Ana Lucia Badillo Salgado
(Erasmus University Rotterdam)
Emma Lynn Cantal (Erasmus University Rotterdam)
Benedict Yiyugsah (Erasmus University Rotterdam)
Paper short abstract:
This paper argues that the diffusion of CCTs in Africa, Latin America, and Southeast Asia is engendered by external influences, facilitated by transnationalised policy elites in the country cases. It maintains that the targeting modality embodied by CCTs is reinforcing selectivity and residualism.
Paper long abstract:
This paper investigates the diffusion and convergence in the adoption of Conditional Cash Transfers (CCTs) in Ghana and Zambia (Africa), Ecuador and Paraguay (Latin America), and Cambodia and the Philippines (Southeast Asia). It argues that the similarity of the schemes and mechanisms through which they were introduced and eventually adopted in these countries is partly caused by donors/international actors wielding influence in domestic social policymaking within the context of asymmetrical policy space and power relations. However, the paper does not conceive of external influences/pressures to occur in a deterministic manner, but rather, through the willing participation of policy elites who have internalised transnational interests, and hence, could not be identified as purely domestic actors. Unlike extant explanations that tend to be one-dimensional, the paper seeks a more nuanced interpretation based on critical assessments of the complex interaction between external and domestic political economy variables. This entails tackling such questions as how do external influences/pressures take place; what and who constitutes the external and domestic; and how do tensions resulting from the competing interests and power asymmetries of policy actors play out in social policymaking. Moreover, we question CCTs' purported success. Fieldwork conducted in 2017, coupled with a documentary analysis of the social protection and fiscal systems yield evidence demonstrating that CCTs, which are implemented in tandem with social registries of poor households, have reinforced selectivity and residualism, as well as inequities within broader systems of social protection.

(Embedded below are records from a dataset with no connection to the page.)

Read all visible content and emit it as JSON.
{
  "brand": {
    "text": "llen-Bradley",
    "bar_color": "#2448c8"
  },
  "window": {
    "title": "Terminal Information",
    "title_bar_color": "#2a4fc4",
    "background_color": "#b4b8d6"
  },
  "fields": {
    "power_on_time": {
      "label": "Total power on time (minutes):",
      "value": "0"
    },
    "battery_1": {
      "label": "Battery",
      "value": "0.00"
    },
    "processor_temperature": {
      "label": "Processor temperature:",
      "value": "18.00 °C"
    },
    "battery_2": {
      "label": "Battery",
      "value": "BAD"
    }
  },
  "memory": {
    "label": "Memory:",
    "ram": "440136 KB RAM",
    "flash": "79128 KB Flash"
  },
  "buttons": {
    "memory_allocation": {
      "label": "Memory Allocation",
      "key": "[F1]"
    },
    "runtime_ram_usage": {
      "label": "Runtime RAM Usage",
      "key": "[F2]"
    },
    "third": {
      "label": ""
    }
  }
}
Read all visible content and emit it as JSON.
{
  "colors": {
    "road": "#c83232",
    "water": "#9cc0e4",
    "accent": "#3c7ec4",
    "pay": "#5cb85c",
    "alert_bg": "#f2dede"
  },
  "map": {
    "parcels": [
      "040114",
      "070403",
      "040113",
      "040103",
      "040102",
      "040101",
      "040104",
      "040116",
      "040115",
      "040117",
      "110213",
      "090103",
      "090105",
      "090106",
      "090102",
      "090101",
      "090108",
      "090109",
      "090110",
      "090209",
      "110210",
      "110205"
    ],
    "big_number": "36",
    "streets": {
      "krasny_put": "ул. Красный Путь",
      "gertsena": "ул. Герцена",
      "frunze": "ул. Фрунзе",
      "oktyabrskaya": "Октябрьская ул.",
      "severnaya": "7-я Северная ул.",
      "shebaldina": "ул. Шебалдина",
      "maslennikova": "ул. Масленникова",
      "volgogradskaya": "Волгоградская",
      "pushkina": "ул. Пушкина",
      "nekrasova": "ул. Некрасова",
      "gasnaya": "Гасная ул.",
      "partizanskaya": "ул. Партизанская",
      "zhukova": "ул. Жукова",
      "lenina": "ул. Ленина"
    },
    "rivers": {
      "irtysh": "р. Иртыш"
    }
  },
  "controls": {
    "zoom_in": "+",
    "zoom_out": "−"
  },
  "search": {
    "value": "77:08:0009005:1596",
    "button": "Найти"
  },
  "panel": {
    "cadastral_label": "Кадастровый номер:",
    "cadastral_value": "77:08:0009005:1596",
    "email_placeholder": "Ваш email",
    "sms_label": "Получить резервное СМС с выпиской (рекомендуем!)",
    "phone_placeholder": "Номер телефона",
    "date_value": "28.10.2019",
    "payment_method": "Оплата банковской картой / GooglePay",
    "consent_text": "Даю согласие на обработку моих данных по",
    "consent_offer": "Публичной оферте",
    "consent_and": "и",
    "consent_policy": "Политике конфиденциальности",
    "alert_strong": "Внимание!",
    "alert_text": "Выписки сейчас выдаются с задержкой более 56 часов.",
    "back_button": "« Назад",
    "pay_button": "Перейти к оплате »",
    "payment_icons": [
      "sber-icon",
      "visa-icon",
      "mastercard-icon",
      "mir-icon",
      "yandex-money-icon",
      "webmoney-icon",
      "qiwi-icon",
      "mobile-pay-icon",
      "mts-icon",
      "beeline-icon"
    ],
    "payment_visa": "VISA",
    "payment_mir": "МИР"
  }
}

Deconstructing the political economy of policy diffusion in developing countries through the case of social protection